A Boston based tech company's creation will harness the bike's energy.

Here’s another reason to bike to work: With SIVA Cycle’s Kickstarter-funded Atom, you’ll arrive with a fully charged smartphone.

Bicycle-mounted power generators are nothing new—but most of them are a hassle. Dave Delcourt and Aaron Latzke, of Boston and San Francisco-based SIVA Cycle, are setting out to change the original bike-power model, and while they’re at it, bring sustainable energy to developing countries around the world.

Delcourt and Latzke met several years ago through a mutual rugby friend. Boston-based Delcourt had just sold his energy management software company, and Aaron was working as a mechanical engineer for a startup in San Francisco. Delcourt commuted around Boston and Cambridge by bike, and like many of us, he also regularly found his phone running out of battery before he could return home to charge it. He began to conceptualize “the bicycle as kind of distributed energy infrastructure—another way of powering everyday connected life.” Meanwhile, Aaron had returned from a trip to Belgium, where many cyclists use bottle generators to generate light, which got him thinking about how to create a better, more efficient way to harness the clean, renewable energy. Thus, the Atom was conceived.

The Atom is designed to be unobtrusive, and lightweight (300 gram), and can charge a mobile device during a ride (with a cable that connects it to your phone from underneath the saddle) or afterwards. What separates it from the rest is that it functions as a removable 1300mAh battery pack, which allows riders to power electronic and mobile devices at their convenience, no plug necessary. “What we love about this is the fact that there’s no real limit to how much power you can create with this device—it’s just a matter of how often and how long you ride,” says Delcourt. “So there’s a sense of infinite energy. It’s that feeling of, I get on my bike, and now I have renewable, clean power as long as I’ve got calories to burn.”
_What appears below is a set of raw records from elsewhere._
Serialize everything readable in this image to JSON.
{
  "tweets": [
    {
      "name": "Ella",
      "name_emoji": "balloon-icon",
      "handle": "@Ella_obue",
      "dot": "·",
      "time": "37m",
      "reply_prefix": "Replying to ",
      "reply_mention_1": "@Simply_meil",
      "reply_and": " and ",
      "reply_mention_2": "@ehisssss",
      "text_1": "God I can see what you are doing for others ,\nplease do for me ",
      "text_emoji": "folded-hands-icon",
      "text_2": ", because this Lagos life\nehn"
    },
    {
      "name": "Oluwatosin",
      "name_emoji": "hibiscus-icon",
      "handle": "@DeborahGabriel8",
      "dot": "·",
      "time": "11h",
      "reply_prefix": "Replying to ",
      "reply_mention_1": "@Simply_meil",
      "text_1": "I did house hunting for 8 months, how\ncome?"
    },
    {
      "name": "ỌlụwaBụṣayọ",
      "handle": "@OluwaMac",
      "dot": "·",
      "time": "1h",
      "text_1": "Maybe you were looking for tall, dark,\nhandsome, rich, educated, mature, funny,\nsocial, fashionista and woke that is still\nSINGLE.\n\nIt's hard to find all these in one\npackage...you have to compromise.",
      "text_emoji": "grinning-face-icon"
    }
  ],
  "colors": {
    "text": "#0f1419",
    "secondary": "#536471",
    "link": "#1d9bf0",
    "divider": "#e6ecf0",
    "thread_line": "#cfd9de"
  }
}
Delcourt and Latzke’s goal for the Atom was to make it as intuitive as possible, and in doing so, cater to a wide range of urban cyclists, tech geeks, and sustainable-minded folks. That started with the way they mounted it: The Atom’s rectangular structure fits over the rear axle. It’s small enough that it won’t affect drag and can be mounted to any standard bicycle within minutes (you just have to know how to change a tire and fix a flat to install).

Delcourt, who runs the business side of SIVA out of Boston, garnered a lot of inspiration from the burgeoning bike-friendly city. “Over the past five years, I’ve seen the number of cycling paths and those on them increase exponentially,” he says. SIVA has teamed up with local cycling organizations like the Boston Cyclists Union to spread the word around town.

The other component of SIVA’s founding mission is global: “We want to put generators in the spokes of people who need it most,” says Delcourt. So SIVA will give away one generator to those in the developing world for every ten purchased.

The Atom is just the first of several bicycle accessories SIVA plans to roll out in the coming years. Already, the company surpassed its Kickstarter goal by more than $20,000, allowing it to incorporate status lights into the generator and battery pack so that people will be able to tell the charge level. They’re eventually hoping for hand warmers, and rear blinking lights as well. “The Atom foreshadows where we’re going,” says Delcourt. “It gives people an idea of how we think about this product as the foundation for electricity on the bicycle.”

“It’s not the solution to green power,” says Delcourt. “It’s not the solution to taking us completely off the grid; but it is a step in the right direction, to make us more sustainably minded, to give the individual a feeling that they can make a difference, and this is the right kind of difference.”